The English composer, Robin (Greville) Holloway, was born in Leamington Spa, where his parents, both trained as artists, were stationed as part of the wartime camouflage operation. Thence Walsall, and from the late 1940's, South London. From 1953 to 1957 he was chorister at St Paul's Cathedral. He studied composition privately with Alexander Goehr from 1959 to 1963, and was further educated at King's College School Wimbledon. He read English at King's College Cambridge, changing to Music in his third year (1961-1964). In 1965 he enrolled at New College Oxford, to begin doctorate on Debussy and Wagner (1971, eventually published as a book). He had Studentship (1967) then Research Fellowship (1969) at Caius College, Cambridge. In 1974 he received Assistant Lectureship (at the fifth attempt!) at Cambridge Music Faculty; full Lectureship from 1980; Readership in Musical Composition from 1999, Professorship in Musical Composition 2001.
Musical composition is the raison d'etre. Copious splurging from the St Paul's days, drying out mid-teens to early twenties, picking up thereafter and gradually developing an individual voice. His output is notable for its remarkable command of various styles and genres. While he has tended along tonal paths, he is not averse to non-tonal and constructivist techniques. He has also made much use of "objets trouvés".
Some landmarks: First Concerto for Orchestra (1966-9);Scenes from Schumann (1970); Domination of Black (1973-4); Clarissa (1976); Second Concerto for Orchestra (1978-9); Brand (1981);Seascape and Harvest (1983-4);Peer Gynt (1984-97);The Spacious Firmament (1990);Boys and Girls Come out to Play (1991);Third Concerto for Orchestra (1981-94);Scenes from Antwerp (1997);Symphony (1996-9);1st String Quartet (2003); 2nd String Quartet (2004); Fourth Concerto for Orchestra (2003-5). Plus numerous songs, concertos, pieces for chorus, for ensemble, and for small orchestra.

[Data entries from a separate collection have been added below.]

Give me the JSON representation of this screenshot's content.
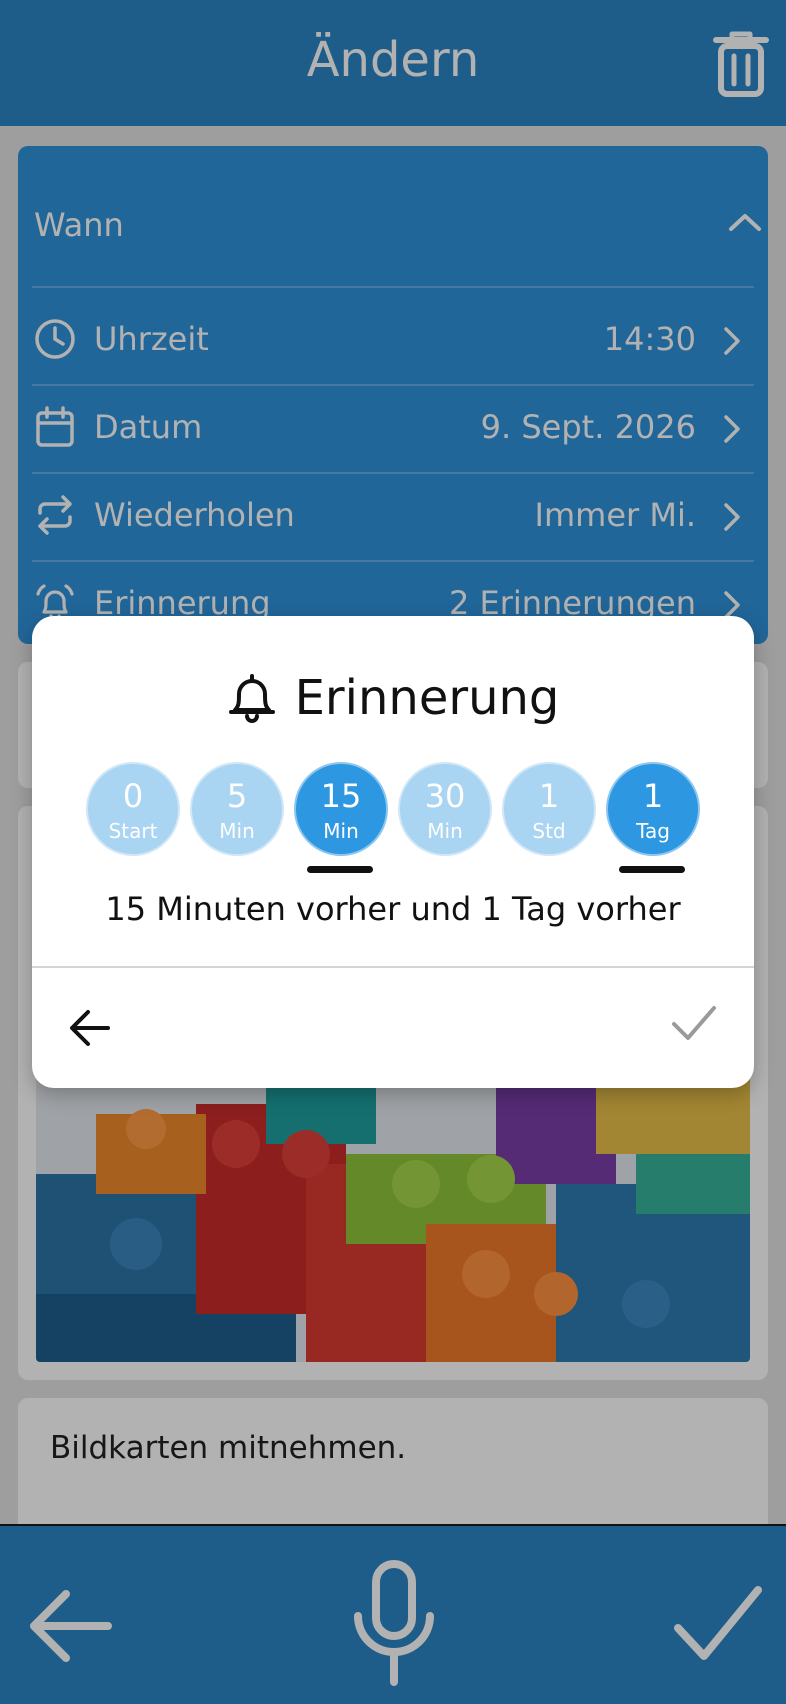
{
  "header": {
    "title": "Ändern",
    "trash_icon": "trash-icon"
  },
  "when": {
    "title": "Wann",
    "rows": [
      {
        "label": "Uhrzeit",
        "value": "14:30",
        "icon": "clock-icon"
      },
      {
        "label": "Datum",
        "value": "9. Sept. 2026",
        "icon": "calendar-icon"
      },
      {
        "label": "Wiederholen",
        "value": "Immer Mi.",
        "icon": "repeat-icon"
      },
      {
        "label": "Erinnerung",
        "value": "2 Erinnerungen",
        "icon": "alarm-bell-icon"
      }
    ]
  },
  "note": {
    "text": "Bildkarten mitnehmen."
  },
  "dialog": {
    "title": "Erinnerung",
    "options": [
      {
        "num": "0",
        "unit": "Start",
        "selected": false
      },
      {
        "num": "5",
        "unit": "Min",
        "selected": false
      },
      {
        "num": "15",
        "unit": "Min",
        "selected": true
      },
      {
        "num": "30",
        "unit": "Min",
        "selected": false
      },
      {
        "num": "1",
        "unit": "Std",
        "selected": false
      },
      {
        "num": "1",
        "unit": "Tag",
        "selected": true
      }
    ],
    "summary": "15 Minuten vorher und 1 Tag vorher"
  },
  "colors": {
    "header_blue": "#2b86c5",
    "card_blue": "#3093dc",
    "chip_selected": "#2e97e2",
    "chip_unselected": "#a9d4f2"
  }
}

Robin Holloway has also done much journalism and broadcasting - frequent articles and book reviews in e.g., T.L.S., Tempo,Musical Times;from 1988 a monthly music column in the Spectator. Also contributions to rather more up-market education symposia on, e.g., Wagner, Strauss, Alban Berg, Benjamin Britten, Haydn, Janacek, Debussy, Edward Elgar.